- Contribution towards SDG Goal 6
17 Sustainable Development Goals were established by the United Nations General Assembly in 2015, from which Goal 6 aims for “clean water and sanitation for all” by 2030. Treatment of waste water, recycling and reusing is one of the major steps that any organization or industry can do to achieve this goal. Recycling in water stressed areas can have major impact on your ESG score. There are numerous long-term socioeconomic advantages for the surrounding communities that can be reaped by the installation of ZLDs (Zero Liquid Discharge) in heavily polluting enterprises.
Businesses, as part of a global economy, are challenged with environmental and social challenges and must comply with a variety of rules. Investors now prioritize “responsible” and selected investments in companies with high ESG scorecards. ESG variables are essential in analyzing a company’s quality since they encompass a wide variety of issues that were previously not included in financial analysis. These non-financial factors are in fact majorly interlinked, where management of one factor can impact other with much better outcomes. When industries endeavour to comply with environmental legislation and broader concerns about sustainability, social criteria intersect with environmental criteria and governance. Setting up a Wastewater Treatment plant at your facility can significantly improve Environmental factor of water intensive industries. This would assure availability of water to people around and in future, minimizing social impact. Discharge of effluent within the limit would score points in good governance of the company. This gives water and waste water plant managers and community the opportunity to initiate communication about its importance to the board and integrate waste water management and treatment into their system at earliest.

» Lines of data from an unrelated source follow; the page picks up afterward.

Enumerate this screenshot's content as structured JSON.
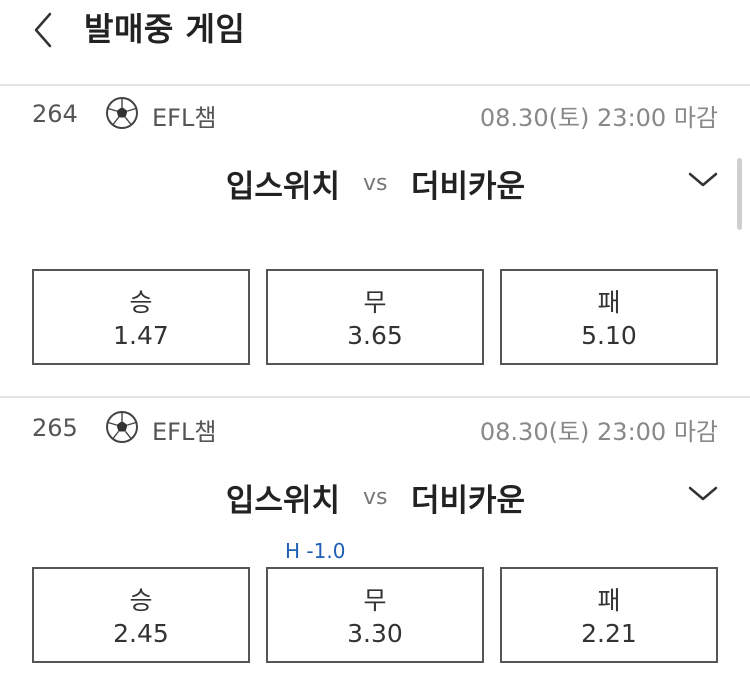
{
  "header": {
    "title": "발매중 게임",
    "back_icon": "chevron-left-icon"
  },
  "games": [
    {
      "no": "264",
      "league_icon": "soccer-ball-icon",
      "league": "EFL챔",
      "deadline": "08.30(토) 23:00 마감",
      "home": "입스위치",
      "vs": "vs",
      "away": "더비카운",
      "handicap": "",
      "odds": [
        {
          "label": "승",
          "value": "1.47"
        },
        {
          "label": "무",
          "value": "3.65"
        },
        {
          "label": "패",
          "value": "5.10"
        }
      ]
    },
    {
      "no": "265",
      "league_icon": "soccer-ball-icon",
      "league": "EFL챔",
      "deadline": "08.30(토) 23:00 마감",
      "home": "입스위치",
      "vs": "vs",
      "away": "더비카운",
      "handicap": "H -1.0",
      "odds": [
        {
          "label": "승",
          "value": "2.45"
        },
        {
          "label": "무",
          "value": "3.30"
        },
        {
          "label": "패",
          "value": "2.21"
        }
      ]
    }
  ],
  "colors": {
    "handicap": "#1f5fb5",
    "divider": "#e2e2e2",
    "box_border": "#555555"
  }
}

We will increasingly assess ESG performance within our firms in the future and communicate those measures to current and potential investors, clients, and – in some cases – the general public. As a result, proactive management of these aspects in synergy with one another should be a vital part of maintaining a business’ value proposition in today’s competitive market. Strong ESG performance may provide organizations with a variety of competitive advantages, including a more stable investor base.
Please contact us for ESG, SDG, GRI, TCFD consulting or report making on

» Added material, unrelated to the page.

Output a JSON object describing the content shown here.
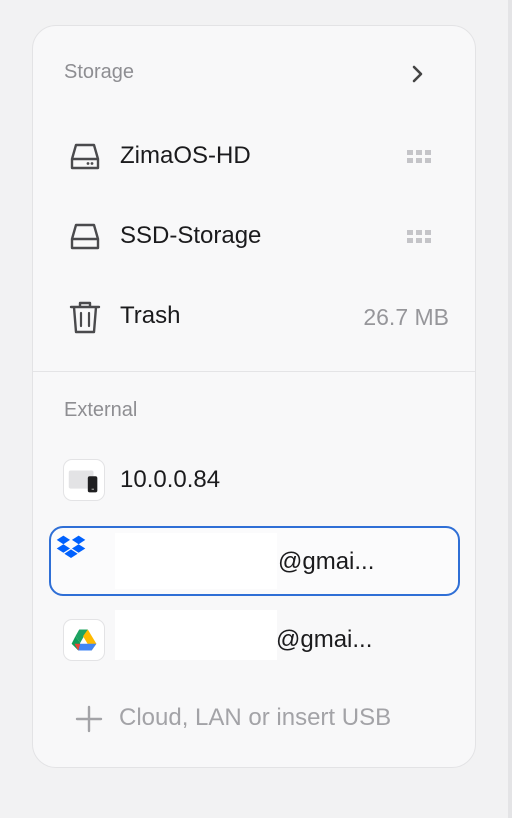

Frequently Asked Questions
1) What are environmental, social, and governance ESG factors?
ESG stands for environmental, social, and governance. The phrase “environmental, social, and governance” (ESG) refers to a company’s corporate financial interests, which primarily centre on ethical and sustainable outcomes. ESG is a tool used by capital markets to assess businesses and forecast their financial success.
2) How can ESG governance be improved?
How to Improve Your Corporate ESG Rating
- Conduct an ESG readiness and resources assessment
- Complete a materiality assessment
- Engage key ESG ratings stakeholders
- Define your top ESG score priorities
- Determine budgets, headcount, and other resources
- Formalize ESG governance and develop policies
3) What is the main purpose of ESG?
ESG is a framework that aids stakeholders in understanding how a company handles opportunities and risks related to sustainability issues. ESG has developed from earlier movements that prioritized corporate generosity, pollution reduction, and issues of health and safety.
4) Who is responsible for ESG in a company?
Company management is accountable for putting ESG into practice; regardless of how competent the board and subcommittees are at overseeing ESG.
5) What are the components of ESG?
Environmental, Social, and Governance is the abbreviation for ESG. Investors are using these non-financial aspects more frequently as part of their analytical process to spot important dangers and expansion prospects.